• [What you have to do] In the data that follows, find each line containing "icon" and copy it.
>>>>
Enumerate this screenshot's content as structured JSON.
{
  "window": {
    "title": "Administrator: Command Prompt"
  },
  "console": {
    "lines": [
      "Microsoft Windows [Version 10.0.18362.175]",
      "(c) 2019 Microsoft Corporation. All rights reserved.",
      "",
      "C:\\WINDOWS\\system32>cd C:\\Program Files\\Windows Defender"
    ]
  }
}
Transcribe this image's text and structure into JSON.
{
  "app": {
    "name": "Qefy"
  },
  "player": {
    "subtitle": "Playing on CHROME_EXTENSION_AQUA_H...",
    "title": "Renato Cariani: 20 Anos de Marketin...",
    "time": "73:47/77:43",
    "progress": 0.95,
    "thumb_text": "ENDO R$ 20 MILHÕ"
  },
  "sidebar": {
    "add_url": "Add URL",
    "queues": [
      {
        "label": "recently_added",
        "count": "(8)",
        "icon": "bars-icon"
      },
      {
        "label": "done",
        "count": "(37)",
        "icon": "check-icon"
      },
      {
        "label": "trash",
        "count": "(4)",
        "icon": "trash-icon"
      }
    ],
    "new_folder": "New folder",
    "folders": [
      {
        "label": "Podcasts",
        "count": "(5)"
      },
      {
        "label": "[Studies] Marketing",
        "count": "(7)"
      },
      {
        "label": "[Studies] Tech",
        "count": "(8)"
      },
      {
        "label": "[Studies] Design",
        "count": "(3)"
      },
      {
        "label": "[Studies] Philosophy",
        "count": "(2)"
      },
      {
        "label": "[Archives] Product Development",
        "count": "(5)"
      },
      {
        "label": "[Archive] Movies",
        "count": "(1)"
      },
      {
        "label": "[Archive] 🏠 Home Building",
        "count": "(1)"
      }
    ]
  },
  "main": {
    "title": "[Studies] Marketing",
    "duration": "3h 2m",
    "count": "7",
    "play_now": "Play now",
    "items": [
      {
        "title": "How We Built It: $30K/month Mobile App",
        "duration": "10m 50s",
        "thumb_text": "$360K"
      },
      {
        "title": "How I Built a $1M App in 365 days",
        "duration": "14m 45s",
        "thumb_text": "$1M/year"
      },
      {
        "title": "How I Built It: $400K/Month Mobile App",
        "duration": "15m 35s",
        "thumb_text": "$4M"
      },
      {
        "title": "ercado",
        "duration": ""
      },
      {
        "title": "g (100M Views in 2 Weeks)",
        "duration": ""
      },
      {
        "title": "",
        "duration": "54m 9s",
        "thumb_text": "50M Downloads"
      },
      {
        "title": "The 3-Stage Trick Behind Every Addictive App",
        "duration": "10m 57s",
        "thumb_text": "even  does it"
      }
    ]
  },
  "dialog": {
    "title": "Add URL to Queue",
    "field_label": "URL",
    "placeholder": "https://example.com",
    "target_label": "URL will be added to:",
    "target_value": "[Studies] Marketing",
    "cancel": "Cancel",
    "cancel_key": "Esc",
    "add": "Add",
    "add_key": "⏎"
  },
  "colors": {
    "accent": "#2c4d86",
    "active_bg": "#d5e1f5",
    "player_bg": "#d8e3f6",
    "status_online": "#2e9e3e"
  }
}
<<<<
• [Solution for this problem]
        "icon": "bars-icon"
        "icon": "check-icon"
        "icon": "trash-icon"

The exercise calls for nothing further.